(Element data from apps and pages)
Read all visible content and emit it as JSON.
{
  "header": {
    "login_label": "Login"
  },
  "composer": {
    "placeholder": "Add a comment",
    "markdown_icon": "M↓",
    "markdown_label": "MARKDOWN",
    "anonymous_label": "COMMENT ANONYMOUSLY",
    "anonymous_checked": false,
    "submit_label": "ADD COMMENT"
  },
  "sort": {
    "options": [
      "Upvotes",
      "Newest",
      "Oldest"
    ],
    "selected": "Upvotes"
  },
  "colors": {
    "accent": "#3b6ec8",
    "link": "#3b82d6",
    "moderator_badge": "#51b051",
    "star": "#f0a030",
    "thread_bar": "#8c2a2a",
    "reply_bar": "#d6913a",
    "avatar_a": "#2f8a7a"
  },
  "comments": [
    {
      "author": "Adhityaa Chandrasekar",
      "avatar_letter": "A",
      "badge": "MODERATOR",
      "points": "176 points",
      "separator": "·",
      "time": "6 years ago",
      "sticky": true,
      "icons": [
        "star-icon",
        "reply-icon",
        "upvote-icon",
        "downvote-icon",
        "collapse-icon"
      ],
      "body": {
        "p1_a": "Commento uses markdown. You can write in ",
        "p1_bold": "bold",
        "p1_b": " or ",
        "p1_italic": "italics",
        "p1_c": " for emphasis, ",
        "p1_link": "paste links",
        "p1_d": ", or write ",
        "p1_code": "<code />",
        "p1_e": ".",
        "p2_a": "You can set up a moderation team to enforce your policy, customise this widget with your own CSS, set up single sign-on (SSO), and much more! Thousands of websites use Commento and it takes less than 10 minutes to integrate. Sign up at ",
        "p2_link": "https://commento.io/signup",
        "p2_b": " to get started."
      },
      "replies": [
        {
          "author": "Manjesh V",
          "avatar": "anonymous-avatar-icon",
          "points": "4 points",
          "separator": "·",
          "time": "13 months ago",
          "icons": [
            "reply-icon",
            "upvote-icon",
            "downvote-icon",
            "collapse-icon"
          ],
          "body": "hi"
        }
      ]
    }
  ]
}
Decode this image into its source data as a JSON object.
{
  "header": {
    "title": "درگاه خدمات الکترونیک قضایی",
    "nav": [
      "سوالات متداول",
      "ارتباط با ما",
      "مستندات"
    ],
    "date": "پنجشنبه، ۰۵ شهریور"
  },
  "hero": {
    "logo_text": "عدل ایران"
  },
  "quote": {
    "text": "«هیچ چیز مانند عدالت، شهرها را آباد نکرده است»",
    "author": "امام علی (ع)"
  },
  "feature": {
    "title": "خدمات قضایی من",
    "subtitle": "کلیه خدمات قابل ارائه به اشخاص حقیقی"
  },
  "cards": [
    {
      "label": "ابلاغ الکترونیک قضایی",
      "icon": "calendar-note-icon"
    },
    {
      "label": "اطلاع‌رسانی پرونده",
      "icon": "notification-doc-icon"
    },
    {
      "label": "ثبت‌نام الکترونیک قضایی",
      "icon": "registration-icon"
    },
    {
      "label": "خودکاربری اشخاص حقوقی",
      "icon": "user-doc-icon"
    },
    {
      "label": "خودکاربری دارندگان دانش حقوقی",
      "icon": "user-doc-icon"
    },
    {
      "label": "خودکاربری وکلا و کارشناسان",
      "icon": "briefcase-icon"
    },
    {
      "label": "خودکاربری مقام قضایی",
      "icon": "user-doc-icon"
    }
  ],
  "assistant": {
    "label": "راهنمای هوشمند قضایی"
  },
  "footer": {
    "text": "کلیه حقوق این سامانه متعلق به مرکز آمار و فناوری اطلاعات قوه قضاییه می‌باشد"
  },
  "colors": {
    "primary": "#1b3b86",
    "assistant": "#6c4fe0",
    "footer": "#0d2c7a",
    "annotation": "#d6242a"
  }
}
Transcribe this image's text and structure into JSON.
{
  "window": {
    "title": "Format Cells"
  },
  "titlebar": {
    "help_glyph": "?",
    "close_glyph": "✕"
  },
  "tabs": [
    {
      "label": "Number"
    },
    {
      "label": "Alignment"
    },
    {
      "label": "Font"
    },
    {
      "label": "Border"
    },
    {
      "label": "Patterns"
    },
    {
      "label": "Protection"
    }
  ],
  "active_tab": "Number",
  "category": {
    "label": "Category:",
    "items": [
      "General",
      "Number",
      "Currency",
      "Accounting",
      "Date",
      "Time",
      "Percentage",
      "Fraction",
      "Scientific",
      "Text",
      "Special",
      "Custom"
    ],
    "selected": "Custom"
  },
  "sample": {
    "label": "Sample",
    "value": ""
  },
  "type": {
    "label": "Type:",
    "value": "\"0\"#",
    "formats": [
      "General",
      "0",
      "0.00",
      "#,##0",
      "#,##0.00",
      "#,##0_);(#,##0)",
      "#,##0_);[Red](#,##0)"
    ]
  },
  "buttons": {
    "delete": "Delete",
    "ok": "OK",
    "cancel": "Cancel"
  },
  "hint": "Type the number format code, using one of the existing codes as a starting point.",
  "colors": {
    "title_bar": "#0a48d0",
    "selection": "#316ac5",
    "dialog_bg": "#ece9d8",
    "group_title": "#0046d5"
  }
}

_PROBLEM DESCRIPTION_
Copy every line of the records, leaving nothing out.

_OUTPUT_
Read all visible content and emit it as JSON.
{
  "header": {
    "login_label": "Login"
  },
  "composer": {
    "placeholder": "Add a comment",
    "markdown_icon": "M↓",
    "markdown_label": "MARKDOWN",
    "anonymous_label": "COMMENT ANONYMOUSLY",
    "anonymous_checked": false,
    "submit_label": "ADD COMMENT"
  },
  "sort": {
    "options": [
      "Upvotes",
      "Newest",
      "Oldest"
    ],
    "selected": "Upvotes"
  },
  "colors": {
    "accent": "#3b6ec8",
    "link": "#3b82d6",
    "moderator_badge": "#51b051",
    "star": "#f0a030",
    "thread_bar": "#8c2a2a",
    "reply_bar": "#d6913a",
    "avatar_a": "#2f8a7a"
  },
  "comments": [
    {
      "author": "Adhityaa Chandrasekar",
      "avatar_letter": "A",
      "badge": "MODERATOR",
      "points": "176 points",
      "separator": "·",
      "time": "6 years ago",
      "sticky": true,
      "icons": [
        "star-icon",
        "reply-icon",
        "upvote-icon",
        "downvote-icon",
        "collapse-icon"
      ],
      "body": {
        "p1_a": "Commento uses markdown. You can write in ",
        "p1_bold": "bold",
        "p1_b": " or ",
        "p1_italic": "italics",
        "p1_c": " for emphasis, ",
        "p1_link": "paste links",
        "p1_d": ", or write ",
        "p1_code": "<code />",
        "p1_e": ".",
        "p2_a": "You can set up a moderation team to enforce your policy, customise this widget with your own CSS, set up single sign-on (SSO), and much more! Thousands of websites use Commento and it takes less than 10 minutes to integrate. Sign up at ",
        "p2_link": "https://commento.io/signup",
        "p2_b": " to get started."
      },
      "replies": [
        {
          "author": "Manjesh V",
          "avatar": "anonymous-avatar-icon",
          "points": "4 points",
          "separator": "·",
          "time": "13 months ago",
          "icons": [
            "reply-icon",
            "upvote-icon",
            "downvote-icon",
            "collapse-icon"
          ],
          "body": "hi"
        }
      ]
    }
  ]
}
Decode this image into its source data as a JSON object.
{
  "header": {
    "title": "درگاه خدمات الکترونیک قضایی",
    "nav": [
      "سوالات متداول",
      "ارتباط با ما",
      "مستندات"
    ],
    "date": "پنجشنبه، ۰۵ شهریور"
  },
  "hero": {
    "logo_text": "عدل ایران"
  },
  "quote": {
    "text": "«هیچ چیز مانند عدالت، شهرها را آباد نکرده است»",
    "author": "امام علی (ع)"
  },
  "feature": {
    "title": "خدمات قضایی من",
    "subtitle": "کلیه خدمات قابل ارائه به اشخاص حقیقی"
  },
  "cards": [
    {
      "label": "ابلاغ الکترونیک قضایی",
      "icon": "calendar-note-icon"
    },
    {
      "label": "اطلاع‌رسانی پرونده",
      "icon": "notification-doc-icon"
    },
    {
      "label": "ثبت‌نام الکترونیک قضایی",
      "icon": "registration-icon"
    },
    {
      "label": "خودکاربری اشخاص حقوقی",
      "icon": "user-doc-icon"
    },
    {
      "label": "خودکاربری دارندگان دانش حقوقی",
      "icon": "user-doc-icon"
    },
    {
      "label": "خودکاربری وکلا و کارشناسان",
      "icon": "briefcase-icon"
    },
    {
      "label": "خودکاربری مقام قضایی",
      "icon": "user-doc-icon"
    }
  ],
  "assistant": {
    "label": "راهنمای هوشمند قضایی"
  },
  "footer": {
    "text": "کلیه حقوق این سامانه متعلق به مرکز آمار و فناوری اطلاعات قوه قضاییه می‌باشد"
  },
  "colors": {
    "primary": "#1b3b86",
    "assistant": "#6c4fe0",
    "footer": "#0d2c7a",
    "annotation": "#d6242a"
  }
}
Transcribe this image's text and structure into JSON.
{
  "window": {
    "title": "Format Cells"
  },
  "titlebar": {
    "help_glyph": "?",
    "close_glyph": "✕"
  },
  "tabs": [
    {
      "label": "Number"
    },
    {
      "label": "Alignment"
    },
    {
      "label": "Font"
    },
    {
      "label": "Border"
    },
    {
      "label": "Patterns"
    },
    {
      "label": "Protection"
    }
  ],
  "active_tab": "Number",
  "category": {
    "label": "Category:",
    "items": [
      "General",
      "Number",
      "Currency",
      "Accounting",
      "Date",
      "Time",
      "Percentage",
      "Fraction",
      "Scientific",
      "Text",
      "Special",
      "Custom"
    ],
    "selected": "Custom"
  },
  "sample": {
    "label": "Sample",
    "value": ""
  },
  "type": {
    "label": "Type:",
    "value": "\"0\"#",
    "formats": [
      "General",
      "0",
      "0.00",
      "#,##0",
      "#,##0.00",
      "#,##0_);(#,##0)",
      "#,##0_);[Red](#,##0)"
    ]
  },
  "buttons": {
    "delete": "Delete",
    "ok": "OK",
    "cancel": "Cancel"
  },
  "hint": "Type the number format code, using one of the existing codes as a starting point.",
  "colors": {
    "title_bar": "#0a48d0",
    "selection": "#316ac5",
    "dialog_bg": "#ece9d8",
    "group_title": "#0046d5"
  }
}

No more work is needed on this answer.